Last update: 13/04/2006 12:43:55
At the end of the project it is anticipated that, using Finite Element techniques, it will be possible to predict the performance characteristics of a SALi based shock-absorbing component. Physical testing be will used to confirm the predicted results and validate the model. The chosen materials will be assessed using FMEA techniques to ensure that any adverse effects, such as toxicity and corrosive properties, are recognised and evaluated.
This highly innovative project is researching a new composite, impact energy absorbing material that can in effect, automatically alter its stiffness, to cope with different types of impact. At present it is being evaluated with respect to the reduction of serious and fatal pedestrian casualties as the result of road accidents, in line with DTLR targets.
The patented material being investigated is a Shock Absorbing Liquid (SALi) which consists of lots of small resilient elastomeric capsules immersed in a matrix liquid and stored in a strong flexible package. Upon impact, all of the capsules are compressed by the matrix liquid and the front face of the package deforms to the shape of the applied load. The compressive stiffness of SALi filled packages increases as the area of applied load is increased. Consequently, a suitable sized package would be soft for a small child's head impact, but stiff for an adult head impact. If SALi filled packages are integrated into car bumper systems, then the bumpers will be soft for lower leg impacts, but stiff for low speed bumper-to-bumper impacts. This will help to make vehicles safer for pedestrian accidents, while keeping vehicle repair costs low.
The unusual cushioning properties of SALi can be illustrated by comparing its impact absorbing performance with that of a block of elastomeric closed cell foam.
The project is investigating the three parameters that influence the physical characteristics of a SALi filled impact absorber: the matrix liquid, the size and nature of the elastomeric capsules and packaging design.
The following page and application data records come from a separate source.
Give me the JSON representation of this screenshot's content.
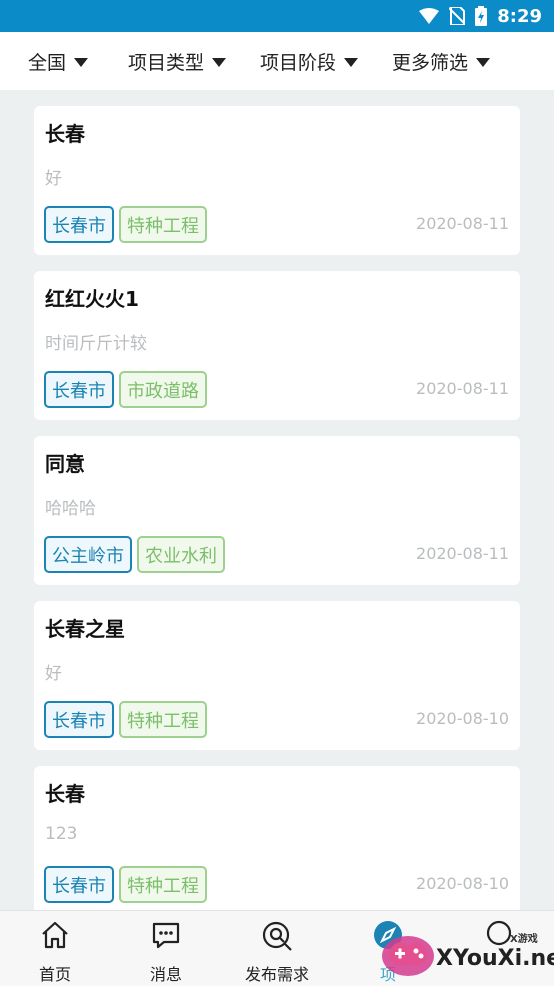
{
  "status_bar": {
    "time": "8:29",
    "icons": [
      "wifi-icon",
      "no-sim-icon",
      "battery-charging-icon"
    ]
  },
  "filters": [
    {
      "label": "全国"
    },
    {
      "label": "项目类型"
    },
    {
      "label": "项目阶段"
    },
    {
      "label": "更多筛选"
    }
  ],
  "projects": [
    {
      "title": "长春",
      "desc": "好",
      "city": "长春市",
      "type": "特种工程",
      "date": "2020-08-11"
    },
    {
      "title": "红红火火1",
      "desc": "时间斤斤计较",
      "city": "长春市",
      "type": "市政道路",
      "date": "2020-08-11"
    },
    {
      "title": "同意",
      "desc": "哈哈哈",
      "city": "公主岭市",
      "type": "农业水利",
      "date": "2020-08-11"
    },
    {
      "title": "长春之星",
      "desc": "好",
      "city": "长春市",
      "type": "特种工程",
      "date": "2020-08-10"
    },
    {
      "title": "长春",
      "desc": "123",
      "city": "长春市",
      "type": "特种工程",
      "date": "2020-08-10"
    }
  ],
  "tabs": [
    {
      "label": "首页",
      "icon": "home-icon"
    },
    {
      "label": "消息",
      "icon": "message-icon"
    },
    {
      "label": "发布需求",
      "icon": "search-publish-icon"
    },
    {
      "label": "项",
      "icon": "compass-icon"
    },
    {
      "label": "",
      "icon": "profile-icon"
    }
  ],
  "watermark": {
    "text": "XYouXi.net",
    "small": "X游戏"
  },
  "colors": {
    "status_bar": "#0b8bc7",
    "city_tag": "#1b84b4",
    "type_tag": "#7cbf6a",
    "active_tab": "#3aa8c6"
  }
}
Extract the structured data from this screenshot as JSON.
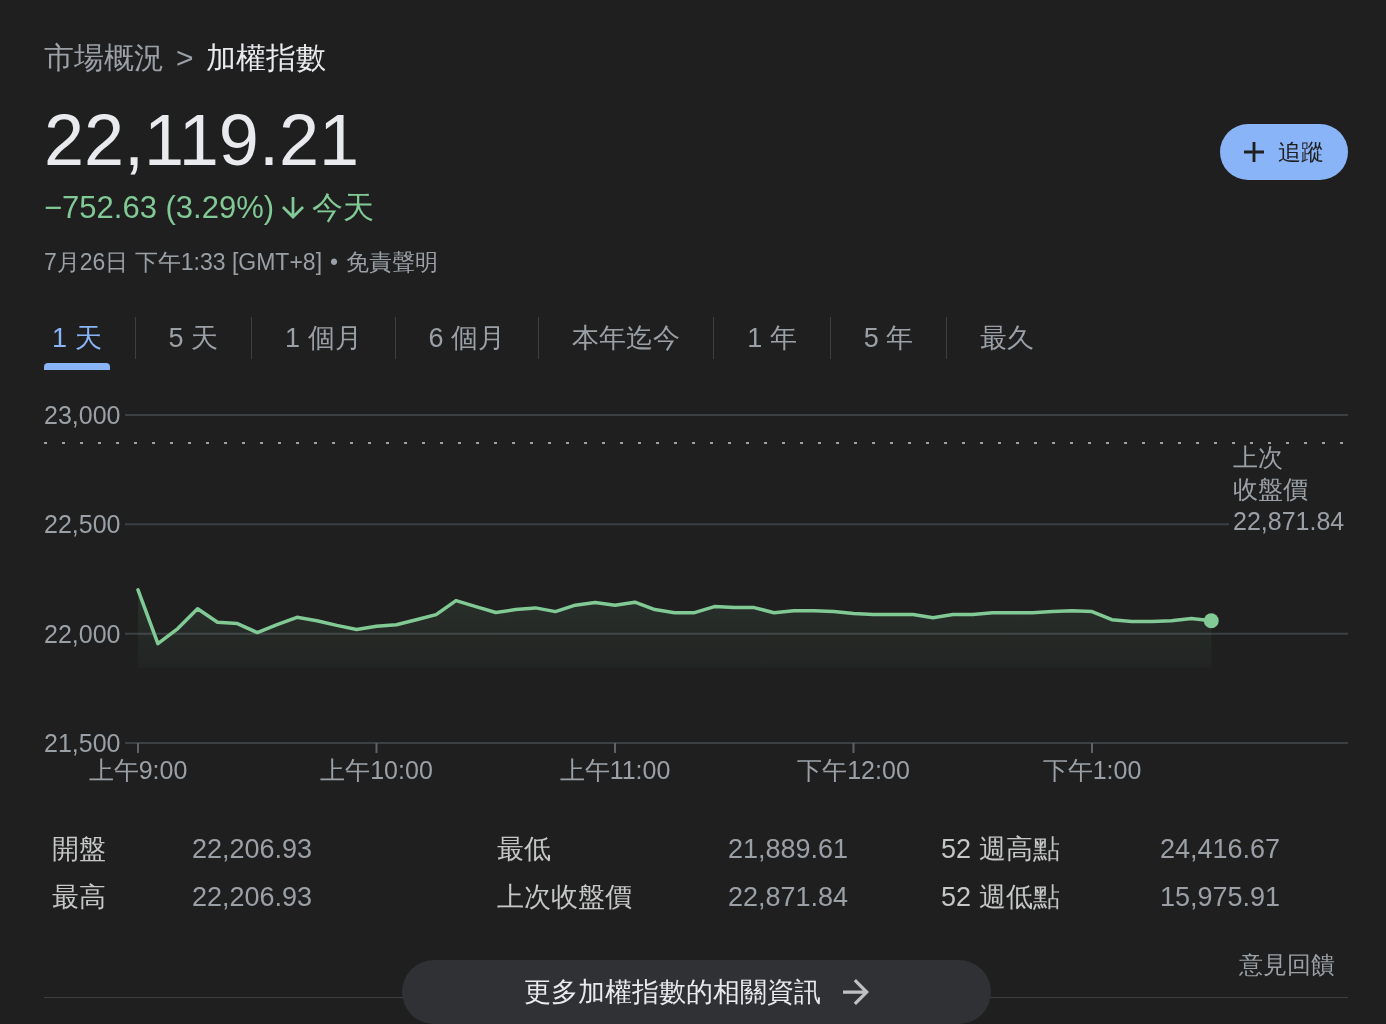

The matrix liquid acts as a lubricant to facilitate the movement of the capsules and to transmit the hydraulic pressure changes when a load is applied. Additionally the liquid provides viscous damping when the steady state condition is disturbed due to its shear viscosity and bulk viscosity properties.
The capsules can vary from expanded polystyrene beads to bubble packing. The size distribution of the capsules need to be optimised in order minimise the total weight of the impact absorber, without compromising on impact absorbing performance.
The packaging provides a flexible leak-proof envelope to contain the liquid and capsules but, importantly, it must not stretch significantly during load application. Also, the package must not burst open and eject its contents during a violent impact. The size and shape of the package will affect impact energy absorbing performance.
University of Manchester
Oxford Road, Manchester, M13 9PL
17 Vale Road, Timperley, Altrincham, Cheshire, WA15 7TQ
0161 980 5191
Cost to the Department: £44,200.00
Actual start date: 01 March 2001
Actual completion date: 22 July 2004